The analysis of collective force prepares us to recognize real associations among individuals as themselves a kind of individuality—and the details of that analysis lead us to think about the source of health and freedom in those social unity-collectivities as a mix of complexity and intensity in the relations among the associates. The unmistakably hierarchical forms we’ve listed would seem to be at a disadvantage in the health-and-freedom department, as the necessity of constantly mediating relations among the members through the dominant, directing organs would seem to inevitably sap the potential from the ensemble. The utility of variety and intensity to a social organism that wishes to remain hierarchical and stable enough to serve the interests of its “head” has to be limited. The question is whether it will be more or less limited in an association that, on the one hand, desires to be anarchistic and not impose the “will of the people” arbitrarily, but, on the other, still clings to the notion that “the people” have a mediatory and regulatory relation (if only in the last instance) to the various individual persons who make up the collectivity.

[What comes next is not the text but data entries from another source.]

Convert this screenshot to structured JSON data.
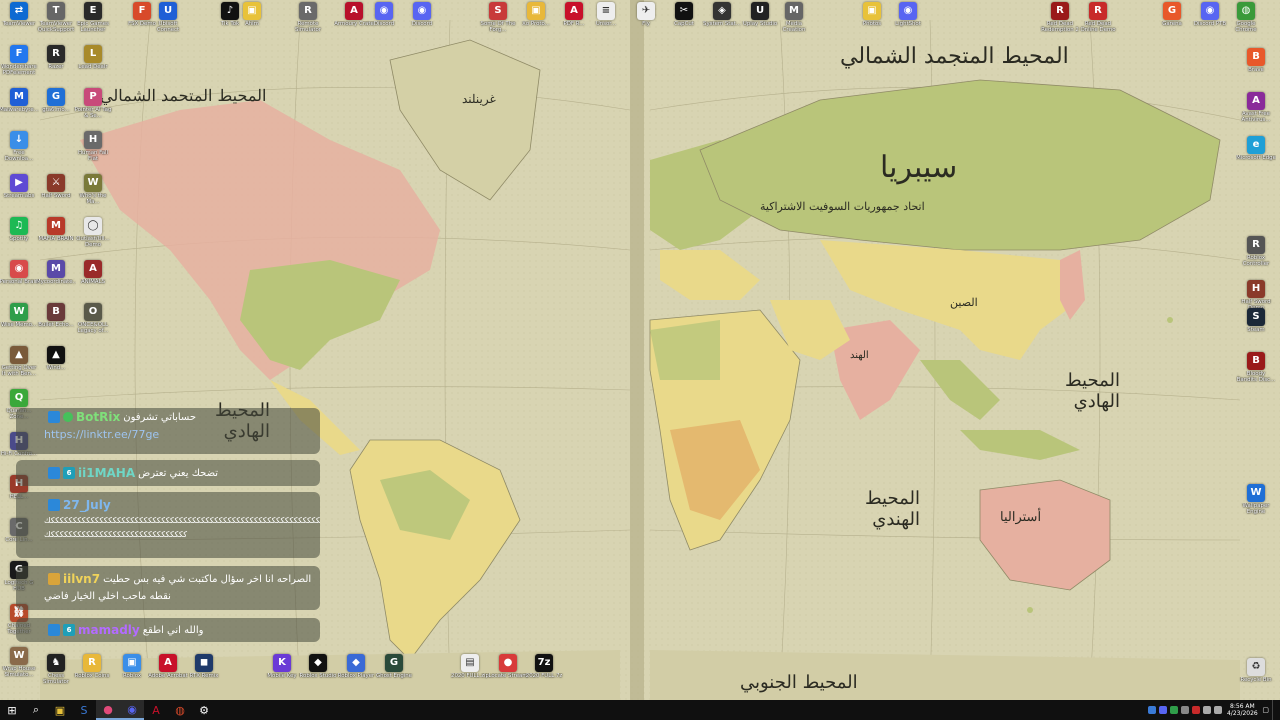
{
  "colors": {
    "ocean": "#d6d2ae",
    "land_green": "#b9c57a",
    "land_yellow": "#e9d98a",
    "land_pink": "#e6b0a0",
    "land_orange": "#e3b36a",
    "chat_link": "#9ec4ef",
    "botrix_green": "#7fe07a",
    "user_green": "#6fd66a",
    "user_blue": "#7fb7ee",
    "user_yellow": "#f0d35a",
    "user_purple": "#b36bff",
    "taskbar": "#101010"
  },
  "map_labels": {
    "atlantic_north": "المحيط المتجمد الشمالي",
    "pacific_north": "المحيط المتحمد الشمالي",
    "asia_siberia": "سيبريا",
    "russia": "اتحاد جمهوريات السوفيت الاشتراكية",
    "pacific_east": "المحيط الهادي",
    "indian_ocean": "المحيط الهندي",
    "south_ocean": "المحيط الجنوبي",
    "atlantic_west": "المحيط الهادي",
    "greenland": "غرينلند",
    "australia": "أستراليا",
    "china": "الصين",
    "india": "الهند"
  },
  "desktop_icons": [
    {
      "name": "teamviewer",
      "label": "TeamViewer",
      "icon": "tv-icon",
      "color": "#0e6ad2",
      "glyph": "⇄",
      "col": 0,
      "row": 0
    },
    {
      "name": "wondershare",
      "label": "Wondershare PDFelement",
      "icon": "pdf-icon",
      "color": "#2277ee",
      "glyph": "F",
      "col": 0,
      "row": 1
    },
    {
      "name": "malwarebytes",
      "label": "Malwarebyte...",
      "icon": "shield-icon",
      "color": "#1f5fd6",
      "glyph": "M",
      "col": 0,
      "row": 2
    },
    {
      "name": "free-downloader",
      "label": "Free Downloa...",
      "icon": "download-icon",
      "color": "#3a8ee8",
      "glyph": "↓",
      "col": 0,
      "row": 3
    },
    {
      "name": "streamlabs",
      "label": "Streamlabs",
      "icon": "streamlabs-icon",
      "color": "#5e4ad4",
      "glyph": "▶",
      "col": 0,
      "row": 4
    },
    {
      "name": "spotify",
      "label": "Spotify",
      "icon": "spotify-icon",
      "color": "#1db954",
      "glyph": "♫",
      "col": 0,
      "row": 5
    },
    {
      "name": "personal-brain",
      "label": "Personal Brain",
      "icon": "brain-icon",
      "color": "#d84b4b",
      "glyph": "◉",
      "col": 0,
      "row": 6
    },
    {
      "name": "wise-memory",
      "label": "Wise Memo...",
      "icon": "memory-icon",
      "color": "#2f9e4a",
      "glyph": "W",
      "col": 0,
      "row": 7
    },
    {
      "name": "getting-over-it",
      "label": "Getting Over It with Ben...",
      "icon": "game-icon",
      "color": "#7a5a3a",
      "glyph": "▲",
      "col": 0,
      "row": 8
    },
    {
      "name": "quarantine-zone",
      "label": "Quaran... Zone...",
      "icon": "game-icon",
      "color": "#3aa83a",
      "glyph": "Q",
      "col": 0,
      "row": 9
    },
    {
      "name": "hi-fi",
      "label": "Hi-Fi Confro...",
      "icon": "game-icon",
      "color": "#4a4a8a",
      "glyph": "H",
      "col": 0,
      "row": 10
    },
    {
      "name": "hell-drive",
      "label": "HELL...",
      "icon": "game-icon",
      "color": "#9a3a2a",
      "glyph": "H",
      "col": 0,
      "row": 11
    },
    {
      "name": "core-lin",
      "label": "Core Lin...",
      "icon": "game-icon",
      "color": "#6a6a6a",
      "glyph": "C",
      "col": 0,
      "row": 12
    },
    {
      "name": "logitech-hub",
      "label": "Logitech G HUB",
      "icon": "logitech-icon",
      "color": "#1a1a1a",
      "glyph": "G",
      "col": 0,
      "row": 13
    },
    {
      "name": "chained-together",
      "label": "Chained Together",
      "icon": "chain-icon",
      "color": "#b84a2a",
      "glyph": "⛓",
      "col": 0,
      "row": 14
    },
    {
      "name": "wrap-house",
      "label": "Wrap House Simulato...",
      "icon": "game-icon",
      "color": "#8a6a4a",
      "glyph": "W",
      "col": 0,
      "row": 15
    },
    {
      "name": "tv-2",
      "label": "TeamViewer QuickSupport",
      "icon": "tv-icon",
      "color": "#666",
      "glyph": "T",
      "col": 1,
      "row": 0
    },
    {
      "name": "razer",
      "label": "Razer",
      "icon": "razer-icon",
      "color": "#2a2a2a",
      "glyph": "R",
      "col": 1,
      "row": 1
    },
    {
      "name": "gta",
      "label": "gta6.mo...",
      "icon": "game-icon",
      "color": "#1f6fd6",
      "glyph": "G",
      "col": 1,
      "row": 2
    },
    {
      "name": "half-sword",
      "label": "Half Sword",
      "icon": "sword-icon",
      "color": "#8a3a2a",
      "glyph": "⚔",
      "col": 1,
      "row": 4
    },
    {
      "name": "mafia",
      "label": "MAFIA BRAIN",
      "icon": "game-icon",
      "color": "#b83a2a",
      "glyph": "M",
      "col": 1,
      "row": 5
    },
    {
      "name": "mycoordinate",
      "label": "Mycoordinate...",
      "icon": "app-icon",
      "color": "#5a4aa8",
      "glyph": "M",
      "col": 1,
      "row": 6
    },
    {
      "name": "bullet-echo",
      "label": "Bullet Echo...",
      "icon": "game-icon",
      "color": "#6a3a3a",
      "glyph": "B",
      "col": 1,
      "row": 7
    },
    {
      "name": "windows-demo",
      "label": "Wind...",
      "icon": "app-icon",
      "color": "#111",
      "glyph": "▲",
      "col": 1,
      "row": 8
    },
    {
      "name": "epic",
      "label": "Epic Games Launcher",
      "icon": "epic-icon",
      "color": "#2a2a2a",
      "glyph": "E",
      "col": 2,
      "row": 0
    },
    {
      "name": "lead",
      "label": "Lead Dealr",
      "icon": "game-icon",
      "color": "#a88a2a",
      "glyph": "L",
      "col": 2,
      "row": 1
    },
    {
      "name": "paladium",
      "label": "Pointer AI Tag & Se...",
      "icon": "app-icon",
      "color": "#c84a7a",
      "glyph": "P",
      "col": 2,
      "row": 2
    },
    {
      "name": "fruits-hill",
      "label": "Human Fall Flat",
      "icon": "game-icon",
      "color": "#6a6a6a",
      "glyph": "H",
      "col": 2,
      "row": 3
    },
    {
      "name": "wheel",
      "label": "Who's the Ma...",
      "icon": "game-icon",
      "color": "#7a7a3a",
      "glyph": "W",
      "col": 2,
      "row": 4
    },
    {
      "name": "outlast",
      "label": "Outlast/Ull... Demo",
      "icon": "game-icon",
      "color": "#e8e8e8",
      "glyph": "◯",
      "col": 2,
      "row": 5
    },
    {
      "name": "animals",
      "label": "ANIMALS",
      "icon": "game-icon",
      "color": "#9a2a2a",
      "glyph": "A",
      "col": 2,
      "row": 6
    },
    {
      "name": "once-legacy",
      "label": "ONCE&OLL Legacy of...",
      "icon": "game-icon",
      "color": "#5a5a4a",
      "glyph": "O",
      "col": 2,
      "row": 7
    }
  ],
  "top_icons": [
    {
      "name": "fsx-demo",
      "label": "FSX Demo",
      "color": "#d84a2a",
      "glyph": "F"
    },
    {
      "name": "ubisoft",
      "label": "Ubisoft Connect",
      "color": "#1f5fd6",
      "glyph": "U"
    },
    {
      "name": "tiktok",
      "label": "Tik Tok",
      "color": "#111",
      "glyph": "♪"
    },
    {
      "name": "folder-a",
      "label": "Ahim",
      "color": "#e8c23a",
      "glyph": "▣"
    },
    {
      "name": "remote-sim",
      "label": "Remote Simulator",
      "color": "#6a6a6a",
      "glyph": "R"
    },
    {
      "name": "asus-armoury",
      "label": "Armoury Crate",
      "color": "#b8102a",
      "glyph": "A"
    },
    {
      "name": "discord-a",
      "label": "Discord",
      "color": "#5865f2",
      "glyph": "◉"
    },
    {
      "name": "discord-b",
      "label": "Discord",
      "color": "#5865f2",
      "glyph": "◉"
    },
    {
      "name": "some-game",
      "label": "Some Of The Forg...",
      "color": "#c83a3a",
      "glyph": "S"
    },
    {
      "name": "vpn-folder",
      "label": "Xo Proto...",
      "color": "#e8b83a",
      "glyph": "▣"
    },
    {
      "name": "pdf-reader",
      "label": "PDF R...",
      "color": "#c8102a",
      "glyph": "A"
    },
    {
      "name": "unsor",
      "label": "Unsor...",
      "color": "#eee",
      "glyph": "≡"
    },
    {
      "name": "fly",
      "label": "Fly",
      "color": "#eee",
      "glyph": "✈"
    },
    {
      "name": "capcut",
      "label": "CapCut",
      "color": "#111",
      "glyph": "✂"
    },
    {
      "name": "system-stat",
      "label": "System Stat...",
      "color": "#333",
      "glyph": "◈"
    },
    {
      "name": "ubisoft-studio",
      "label": "Uplay Studio",
      "color": "#222",
      "glyph": "U"
    },
    {
      "name": "media-creation",
      "label": "Media Creation",
      "color": "#666",
      "glyph": "M"
    },
    {
      "name": "photos-folder",
      "label": "Photos",
      "color": "#e8c23a",
      "glyph": "▣"
    },
    {
      "name": "lightshot",
      "label": "LightShot",
      "color": "#5865f2",
      "glyph": "◉"
    },
    {
      "name": "red-dead",
      "label": "Red Dead Redemption 2",
      "color": "#9a1a1a",
      "glyph": "R"
    },
    {
      "name": "red-card",
      "label": "Red Dead Online Demo",
      "color": "#c82a2a",
      "glyph": "R"
    },
    {
      "name": "garena",
      "label": "Garena",
      "color": "#e8582a",
      "glyph": "G"
    },
    {
      "name": "discord-ptb",
      "label": "Discord PTB",
      "color": "#5865f2",
      "glyph": "◉"
    },
    {
      "name": "google-chrome",
      "label": "Google Chrome",
      "color": "#3a9a3a",
      "glyph": "◍"
    }
  ],
  "right_icons": [
    {
      "name": "brave",
      "label": "Brave",
      "color": "#e8582a",
      "glyph": "B"
    },
    {
      "name": "antivirus",
      "label": "Avast Free Antivirus...",
      "color": "#8a2a9a",
      "glyph": "A"
    },
    {
      "name": "edge",
      "label": "Microsoft Edge",
      "color": "#1f9fd6",
      "glyph": "e"
    },
    {
      "name": "roblox-studio-r",
      "label": "Roblox Controller",
      "color": "#555",
      "glyph": "R"
    },
    {
      "name": "half-sword-r",
      "label": "Half Sword Demo",
      "color": "#8a3a2a",
      "glyph": "H"
    },
    {
      "name": "steam",
      "label": "Steam",
      "color": "#1b2838",
      "glyph": "S"
    },
    {
      "name": "bloody-disc",
      "label": "Bloody Bandits Disc...",
      "color": "#9a1a1a",
      "glyph": "B"
    },
    {
      "name": "wallpaper-engine",
      "label": "Wallpaper Engine",
      "color": "#1f6fd6",
      "glyph": "W"
    },
    {
      "name": "recycle-bin",
      "label": "Recycle Bin",
      "color": "#ddd",
      "glyph": "♻"
    }
  ],
  "bottom_icons": [
    {
      "name": "chess-sim",
      "label": "Chess Simulator",
      "color": "#222",
      "glyph": "♞"
    },
    {
      "name": "roblox-coins",
      "label": "Roblox Coins",
      "color": "#e8b83a",
      "glyph": "R"
    },
    {
      "name": "folder-stuff",
      "label": "Roblox",
      "color": "#3a8ee8",
      "glyph": "▣"
    },
    {
      "name": "acrobat",
      "label": "Adobe Acrobat",
      "color": "#c8102a",
      "glyph": "A"
    },
    {
      "name": "aurora",
      "label": "RTX Remix",
      "color": "#1f3a6a",
      "glyph": "◼"
    },
    {
      "name": "mobile-key",
      "label": "Mobile Key",
      "color": "#6a3ad6",
      "glyph": "K"
    },
    {
      "name": "roblox-studio",
      "label": "Roblox Studio",
      "color": "#111",
      "glyph": "◆"
    },
    {
      "name": "roblox-player",
      "label": "Roblox Player",
      "color": "#3a6ad6",
      "glyph": "◆"
    },
    {
      "name": "ghost-engine",
      "label": "Ghost Engine",
      "color": "#2a4a3a",
      "glyph": "G"
    },
    {
      "name": "zip-file",
      "label": "2020 FULL.zip",
      "color": "#eee",
      "glyph": "▤"
    },
    {
      "name": "locate",
      "label": "Locate Stream",
      "color": "#d83a3a",
      "glyph": "●"
    },
    {
      "name": "7zip",
      "label": "2020 FULL.7z",
      "color": "#111",
      "glyph": "7z"
    }
  ],
  "chat": {
    "messages": [
      {
        "user": "BotRix",
        "user_color": "#7fe07a",
        "text": "حساباتي تشرفون",
        "link": "https://linktr.ee/77ge"
      },
      {
        "user": "ii1MAHA",
        "user_color": "#6fd6c6",
        "text": "تضحك يعني تعترض"
      },
      {
        "user": "27_July",
        "user_color": "#7fb7ee",
        "line1": "ككككككككككككككككككككككككككككككككككككككككككككككككككككككككككككككككككككككك",
        "line2": "كككككككككككككككككككككككككككككككك"
      },
      {
        "user": "iilvn7",
        "user_color": "#f0d35a",
        "text": "الصراحه انا اخر سؤال ماكتبت شي فيه بس حطيت",
        "text2": "نقطه ماحب اخلي الخيار فاضي"
      },
      {
        "user": "mamadly",
        "user_color": "#b36bff",
        "text": "والله اني اطقع"
      }
    ]
  },
  "taskbar": {
    "time": "8:56 AM",
    "date": "4/23/2026",
    "items": [
      {
        "name": "start",
        "color": "#fff",
        "glyph": "⊞"
      },
      {
        "name": "search",
        "color": "#fff",
        "glyph": "⌕"
      },
      {
        "name": "file-explorer",
        "color": "#e8c23a",
        "glyph": "▣"
      },
      {
        "name": "steam",
        "color": "#3a7ad6",
        "glyph": "S"
      },
      {
        "name": "obs",
        "color": "#e04a7a",
        "glyph": "●"
      },
      {
        "name": "discord",
        "color": "#5865f2",
        "glyph": "◉"
      },
      {
        "name": "pdf",
        "color": "#c8102a",
        "glyph": "A"
      },
      {
        "name": "chrome",
        "color": "#d84a2a",
        "glyph": "◍"
      },
      {
        "name": "settings",
        "color": "#fff",
        "glyph": "⚙"
      }
    ]
  }
}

We’ve past the halfway point in this part of the workshop and, in many ways, the hard part is over. Most of what remains to discuss is programmatic. Over the next two weeks, I want to sketch out the specific uses to which I am inclined to put individualism, conceived as a practice, followed by some discussion of the kinds of federative associations that might replace the legal and governmental apparatus in some full-blown “after the revolution” scenario.
I’ll be focused on various sorts of speculations, thought experiments and approximations of a fresh sort, which means there will be fewer reasons to propose readings, either from the tradition or from my own work. It is quite possible that there will be a week or two where there are no suggested readings beyond my two weekly posts. What I would suggest to those who want to continue reading is to supplement the pdf that I have prepared introducing E. Armand and l’en dehors with the collection of “Rambles in the Fields of Anarchist Individualism.” There are a lot of details in the “Rambles” that should help fill in some of the blanks I will inevitably leave in the weekly posts.